Two years ago we didn’t even have a garden, we were living in a one-bedroom first floor flat in London with no outside space at all.
And now here we are in a three bedroom bungalow in Inverness with garden front and back, and find ourselves slap bang in the middle of a pretty steep green-fingered learning curve. There are multiple really old rose bushes in the front garden just coming into bloom now, so I’m learning (generally by trial and error) how best to look after them and everything else plant-wise we inherited when we bought the house.
I’ve always loved spending time in nature and absolutely love having a garden, both in the passive and active sense, and our intention long-term is to grow some fruit and vegetables as well as flowers and shrubs so that our outdoor space can be practical as well as pretty. I’ve already added several herbs – lavender and thyme and rosemary and lemon balm – and intend to add a lot more scented plants as I go along.
Over this last year and a half since the Covid pandemic changed everything I’ve really appreciated having ready access to so much outdoor space, and my garden has become my little sanctuary in more precious ways than I could ever have imagined. I regularly cut the grass and pull the weeds and prune and dead-head and generally look after everything as best I can, only to find to my delight that as I nurture my garden it nurtures me in return.

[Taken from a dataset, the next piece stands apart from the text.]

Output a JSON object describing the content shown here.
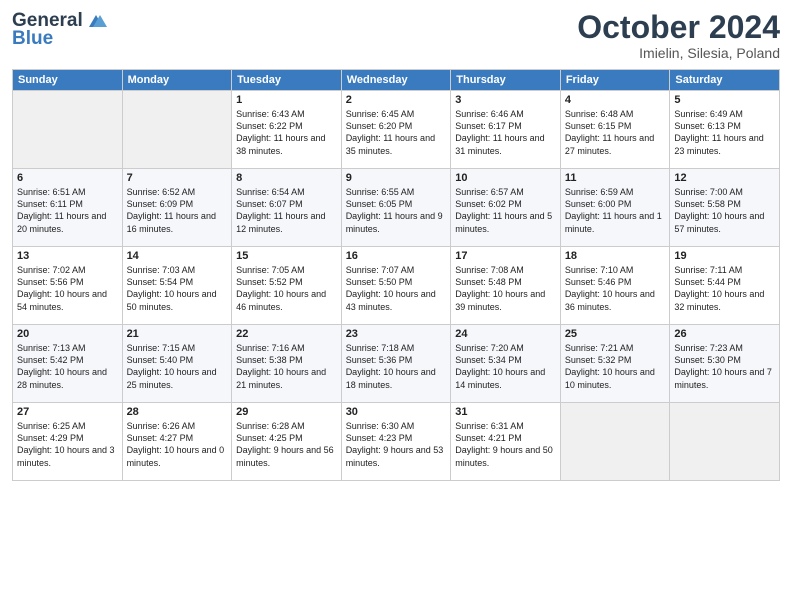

British horticulturalist Gertrude Jekyll (1843-1932) said that ‘The love of gardening is a seed once sown that never dies’ and that’s exactly what I’m experiencing here – my plan for the future is I’m definitely going to become an old lady who potters in the garden, and I’m happy to report it’s a healthy habit I’m already starting to build now ❤